— Bruce Lee

Consider the relationship between the rigidity of sales training and selling and that of many of the traditional forms of Karate.  Have you ever been frustrated by a person who you could tell was reading from a script?  Over the phone maybe?  How about at the bank, car lot, jewelry store?  How do you feel when you know the pitch is scripted?

I earned my black belt in Tang Soo Do at the age of 14 and can tell you first hand that there is a very frustrating framework for sparing and 3 point matches.  I really value the 5 years or so that I was there, but I got bored.  Looking back, I wish there had been something like Jeet Kune Do in my small town.

Let’s talk about some of the core techniques of Jeet Kune Do and how they are similar to the Brevity selling techniques.


The Straight Lead: This is a quick straight punch that starts closer to the opponent.

-This is similar to our techniques for gathering key information with direct and honest questions.

The Non-Telegraphed Punch:  This is a technique whereby the fighter remains loose with no “get ready poses,” twitches, tensing up or drawing back to strike.

-This reminds me of the casual nature of our approach.  You often hear me talking about  shiny wingtips, bow ties, etc.  We teach that you can look expensive to your prospect, thus telegraphing.  The intention for Bruce Lee and Brevity is for the opponent or client to remain at ease.

Economy of motion:  This is based on the ideas of Simplicity, Efficiency and Directness.


-What could be more “Brevity” than that?  Our company and platform is named for these ideas.

Simultaneous Parrying and Punching: This is a way of simultaneously redirecting a blow from an opponent and throwing a strike.

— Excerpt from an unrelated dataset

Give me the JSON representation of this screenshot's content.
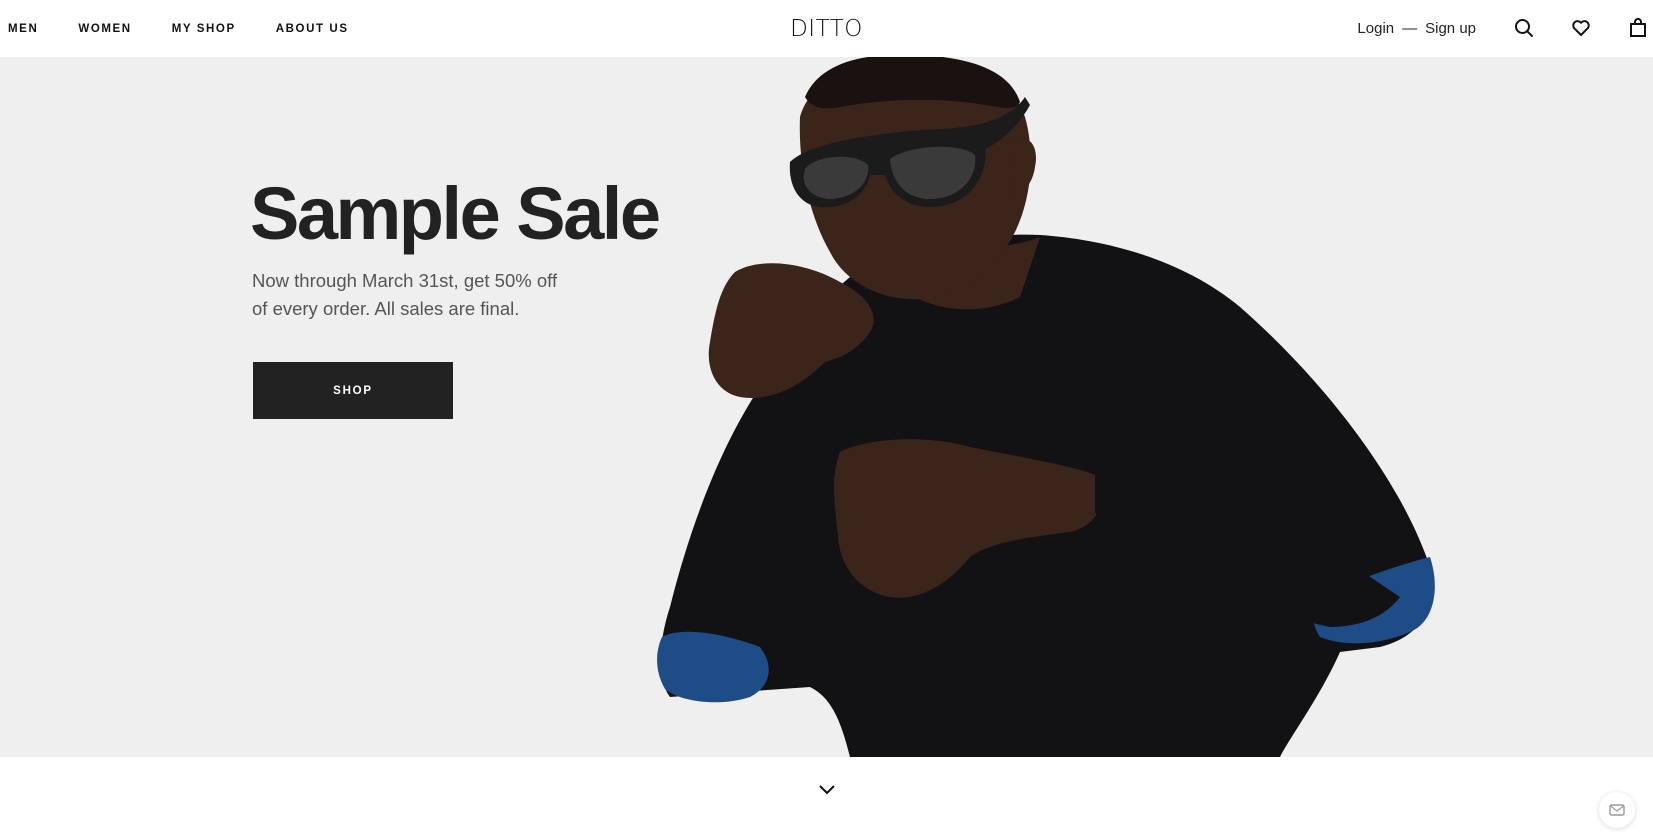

-I like this one.  It reminds me of a technique we teach of not telling the client he or she is wrong, but instead focusing on and agreeing with only the portion they got right and simultaneously steering the conversation down that path.

Low Kicks: This is a technique of keeping your kicks at or below the midsection.  This puts your target closer to the foot and minimizes to risk of throwing yourself off balance.

-I teach my agents to shoot for small commitments from the client.  Getting several small commitments is better than trying to land one giant roundhouse to the face.


Be Like Water:  “Be like water making its way through cracks. Do not be assertive, but adjust to the object, and you shall find a way around or through it. If nothing within you stays rigid, outward things will disclose themselves.  Empty your mind, be formless. Shapeless, like water. If you put water into a cup, it becomes the cup. You put water into a bottle and it becomes the bottle. You put it in a teapot, it becomes the teapot. Now, water can flow or it can crash. Be water, my friend.”
-Bruce Lee

I don’t really expect this to ring true for all of my readers.  Some of you, who have either bought from a rigid salesman or who have been trained to sell the old way can relate.  Like Bruce Lee pushed Karate forward, our goal is to push selling forward.  Some of the old techniques will remain in practice for years to come.  After all, humans are humans.  We will even incorporate a few of the ones that work.  What we will not do is abide by a set of old standards when we can get better results with a new way.


-Insurance Professor
https://brevityconsult.com/